■ **WHAT IS EXPECTED**
Determine how many of the lines below hold the word "を作らずに". Give the number and nothing else.

■ **EXERCISE DATA**
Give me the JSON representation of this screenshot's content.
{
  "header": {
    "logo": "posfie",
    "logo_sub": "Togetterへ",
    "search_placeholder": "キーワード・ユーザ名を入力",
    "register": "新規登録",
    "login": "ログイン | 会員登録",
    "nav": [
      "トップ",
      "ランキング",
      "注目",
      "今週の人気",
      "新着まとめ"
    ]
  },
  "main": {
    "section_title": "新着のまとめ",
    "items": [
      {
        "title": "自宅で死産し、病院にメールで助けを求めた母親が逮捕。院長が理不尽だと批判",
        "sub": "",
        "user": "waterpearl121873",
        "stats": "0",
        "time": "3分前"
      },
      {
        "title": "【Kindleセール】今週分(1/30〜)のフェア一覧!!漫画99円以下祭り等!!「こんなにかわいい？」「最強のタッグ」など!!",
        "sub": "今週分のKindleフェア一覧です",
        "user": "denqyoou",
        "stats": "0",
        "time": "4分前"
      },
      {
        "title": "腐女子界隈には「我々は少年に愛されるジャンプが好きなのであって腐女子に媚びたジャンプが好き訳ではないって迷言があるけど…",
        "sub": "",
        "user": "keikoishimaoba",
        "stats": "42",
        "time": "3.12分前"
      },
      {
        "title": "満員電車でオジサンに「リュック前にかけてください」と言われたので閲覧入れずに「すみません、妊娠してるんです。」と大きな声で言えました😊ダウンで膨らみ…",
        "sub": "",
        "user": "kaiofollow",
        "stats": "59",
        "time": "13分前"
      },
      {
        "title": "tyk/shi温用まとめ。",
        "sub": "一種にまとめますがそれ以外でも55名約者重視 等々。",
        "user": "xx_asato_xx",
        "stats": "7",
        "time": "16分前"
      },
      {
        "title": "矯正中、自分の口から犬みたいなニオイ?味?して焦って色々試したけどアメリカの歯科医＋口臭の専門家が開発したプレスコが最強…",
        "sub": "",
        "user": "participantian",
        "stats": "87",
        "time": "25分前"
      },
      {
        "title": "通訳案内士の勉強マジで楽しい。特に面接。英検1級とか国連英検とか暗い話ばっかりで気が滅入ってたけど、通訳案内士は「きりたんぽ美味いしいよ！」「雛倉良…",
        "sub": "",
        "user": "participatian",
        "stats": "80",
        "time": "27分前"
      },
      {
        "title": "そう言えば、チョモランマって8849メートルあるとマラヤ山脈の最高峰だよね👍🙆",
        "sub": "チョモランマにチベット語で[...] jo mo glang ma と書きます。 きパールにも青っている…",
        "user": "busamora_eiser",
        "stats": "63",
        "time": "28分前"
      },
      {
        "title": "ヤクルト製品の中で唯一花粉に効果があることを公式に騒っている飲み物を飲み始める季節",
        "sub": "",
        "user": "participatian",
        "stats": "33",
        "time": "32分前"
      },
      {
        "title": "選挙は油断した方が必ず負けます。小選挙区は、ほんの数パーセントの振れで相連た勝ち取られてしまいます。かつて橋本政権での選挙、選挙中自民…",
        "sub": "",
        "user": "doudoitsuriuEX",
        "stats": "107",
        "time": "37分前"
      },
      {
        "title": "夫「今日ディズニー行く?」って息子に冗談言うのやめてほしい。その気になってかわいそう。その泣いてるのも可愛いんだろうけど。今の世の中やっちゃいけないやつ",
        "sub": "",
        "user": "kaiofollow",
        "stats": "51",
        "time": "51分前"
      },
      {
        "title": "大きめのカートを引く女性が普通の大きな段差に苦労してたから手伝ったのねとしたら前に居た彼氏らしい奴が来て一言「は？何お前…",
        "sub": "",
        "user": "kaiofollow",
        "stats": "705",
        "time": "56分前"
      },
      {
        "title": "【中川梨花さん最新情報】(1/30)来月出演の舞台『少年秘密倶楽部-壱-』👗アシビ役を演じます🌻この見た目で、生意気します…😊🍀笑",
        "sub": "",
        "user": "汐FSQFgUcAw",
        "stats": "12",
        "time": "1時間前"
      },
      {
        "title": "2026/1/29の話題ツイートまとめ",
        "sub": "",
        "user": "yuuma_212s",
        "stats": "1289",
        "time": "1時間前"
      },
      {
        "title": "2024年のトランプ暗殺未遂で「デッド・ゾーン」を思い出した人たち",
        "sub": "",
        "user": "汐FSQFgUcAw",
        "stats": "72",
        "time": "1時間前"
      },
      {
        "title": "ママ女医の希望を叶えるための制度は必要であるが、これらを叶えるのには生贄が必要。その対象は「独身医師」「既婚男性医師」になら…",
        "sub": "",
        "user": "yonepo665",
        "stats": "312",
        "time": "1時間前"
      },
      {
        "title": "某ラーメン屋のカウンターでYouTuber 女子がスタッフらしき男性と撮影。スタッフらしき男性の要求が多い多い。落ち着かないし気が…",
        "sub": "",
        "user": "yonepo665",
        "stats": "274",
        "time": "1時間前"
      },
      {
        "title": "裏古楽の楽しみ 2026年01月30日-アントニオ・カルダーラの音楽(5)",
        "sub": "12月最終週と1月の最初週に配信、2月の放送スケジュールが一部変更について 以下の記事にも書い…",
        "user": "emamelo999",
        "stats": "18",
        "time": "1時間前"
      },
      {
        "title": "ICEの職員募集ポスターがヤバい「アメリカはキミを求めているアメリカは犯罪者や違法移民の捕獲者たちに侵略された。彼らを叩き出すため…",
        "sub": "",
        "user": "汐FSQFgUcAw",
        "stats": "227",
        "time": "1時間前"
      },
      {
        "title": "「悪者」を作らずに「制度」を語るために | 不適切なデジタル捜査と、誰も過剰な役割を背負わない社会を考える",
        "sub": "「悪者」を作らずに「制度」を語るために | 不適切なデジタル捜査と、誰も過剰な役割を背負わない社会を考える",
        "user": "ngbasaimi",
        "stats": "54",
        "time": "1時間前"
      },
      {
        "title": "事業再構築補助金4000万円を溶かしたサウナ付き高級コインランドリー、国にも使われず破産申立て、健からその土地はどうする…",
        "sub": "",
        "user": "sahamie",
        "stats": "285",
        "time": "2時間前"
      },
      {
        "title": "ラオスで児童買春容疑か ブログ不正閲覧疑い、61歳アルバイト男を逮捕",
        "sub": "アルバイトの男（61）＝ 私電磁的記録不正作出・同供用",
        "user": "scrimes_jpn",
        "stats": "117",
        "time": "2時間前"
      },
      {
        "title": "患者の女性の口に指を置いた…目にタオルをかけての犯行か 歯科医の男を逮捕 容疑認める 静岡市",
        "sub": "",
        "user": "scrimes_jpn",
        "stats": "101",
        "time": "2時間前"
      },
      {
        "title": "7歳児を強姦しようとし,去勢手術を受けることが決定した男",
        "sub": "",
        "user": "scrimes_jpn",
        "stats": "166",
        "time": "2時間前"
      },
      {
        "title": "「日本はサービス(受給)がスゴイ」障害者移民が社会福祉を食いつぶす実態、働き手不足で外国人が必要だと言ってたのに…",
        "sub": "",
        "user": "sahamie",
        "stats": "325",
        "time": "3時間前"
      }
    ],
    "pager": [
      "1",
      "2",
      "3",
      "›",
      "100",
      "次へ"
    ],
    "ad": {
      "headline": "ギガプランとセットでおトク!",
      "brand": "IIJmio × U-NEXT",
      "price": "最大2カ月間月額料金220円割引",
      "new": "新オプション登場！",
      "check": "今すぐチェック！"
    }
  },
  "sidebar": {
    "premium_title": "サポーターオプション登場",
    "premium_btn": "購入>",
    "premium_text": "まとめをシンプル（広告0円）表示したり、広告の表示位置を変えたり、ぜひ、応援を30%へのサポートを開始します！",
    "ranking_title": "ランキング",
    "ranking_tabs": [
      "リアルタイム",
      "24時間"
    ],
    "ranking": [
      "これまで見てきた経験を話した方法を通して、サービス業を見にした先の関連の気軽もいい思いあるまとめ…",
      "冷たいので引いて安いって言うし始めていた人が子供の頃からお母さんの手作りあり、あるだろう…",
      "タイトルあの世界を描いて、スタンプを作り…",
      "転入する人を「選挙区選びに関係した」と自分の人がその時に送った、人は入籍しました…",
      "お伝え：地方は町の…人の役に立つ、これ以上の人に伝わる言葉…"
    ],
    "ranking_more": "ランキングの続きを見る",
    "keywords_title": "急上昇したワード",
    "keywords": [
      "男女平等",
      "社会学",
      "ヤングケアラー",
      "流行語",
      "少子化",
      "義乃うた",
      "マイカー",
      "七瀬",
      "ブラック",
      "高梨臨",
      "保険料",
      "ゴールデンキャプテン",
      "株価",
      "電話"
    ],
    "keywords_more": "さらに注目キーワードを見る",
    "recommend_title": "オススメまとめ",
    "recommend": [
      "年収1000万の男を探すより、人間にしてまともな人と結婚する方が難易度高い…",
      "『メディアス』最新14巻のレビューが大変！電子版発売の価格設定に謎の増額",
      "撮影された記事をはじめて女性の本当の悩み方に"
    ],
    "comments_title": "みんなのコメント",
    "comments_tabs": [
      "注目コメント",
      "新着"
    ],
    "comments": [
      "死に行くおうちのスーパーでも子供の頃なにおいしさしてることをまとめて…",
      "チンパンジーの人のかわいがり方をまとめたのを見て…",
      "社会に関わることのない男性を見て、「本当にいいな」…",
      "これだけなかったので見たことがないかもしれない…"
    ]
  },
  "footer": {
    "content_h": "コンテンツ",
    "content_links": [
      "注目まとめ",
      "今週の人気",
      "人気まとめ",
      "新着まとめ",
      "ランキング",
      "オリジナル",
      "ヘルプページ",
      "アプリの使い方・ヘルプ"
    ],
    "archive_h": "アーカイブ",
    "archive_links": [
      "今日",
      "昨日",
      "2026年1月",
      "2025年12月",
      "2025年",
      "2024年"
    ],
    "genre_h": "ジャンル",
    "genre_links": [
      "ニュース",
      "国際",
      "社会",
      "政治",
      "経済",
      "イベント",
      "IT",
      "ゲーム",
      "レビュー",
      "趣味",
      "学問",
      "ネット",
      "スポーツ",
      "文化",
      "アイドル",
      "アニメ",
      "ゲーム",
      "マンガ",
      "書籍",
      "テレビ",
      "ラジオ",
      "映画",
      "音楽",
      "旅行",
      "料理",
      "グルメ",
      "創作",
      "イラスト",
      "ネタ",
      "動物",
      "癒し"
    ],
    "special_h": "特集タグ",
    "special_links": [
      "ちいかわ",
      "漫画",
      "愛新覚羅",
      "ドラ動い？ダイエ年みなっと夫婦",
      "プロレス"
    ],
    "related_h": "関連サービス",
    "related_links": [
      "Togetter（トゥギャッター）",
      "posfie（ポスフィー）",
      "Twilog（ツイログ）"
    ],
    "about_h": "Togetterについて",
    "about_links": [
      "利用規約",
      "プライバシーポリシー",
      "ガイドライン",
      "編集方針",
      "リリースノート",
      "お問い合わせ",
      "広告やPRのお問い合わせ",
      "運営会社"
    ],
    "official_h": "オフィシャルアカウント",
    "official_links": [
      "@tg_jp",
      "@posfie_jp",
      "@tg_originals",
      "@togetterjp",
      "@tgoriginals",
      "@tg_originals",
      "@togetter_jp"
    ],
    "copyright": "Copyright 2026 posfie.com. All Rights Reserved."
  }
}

■ **REPLY TO THE TASK**
2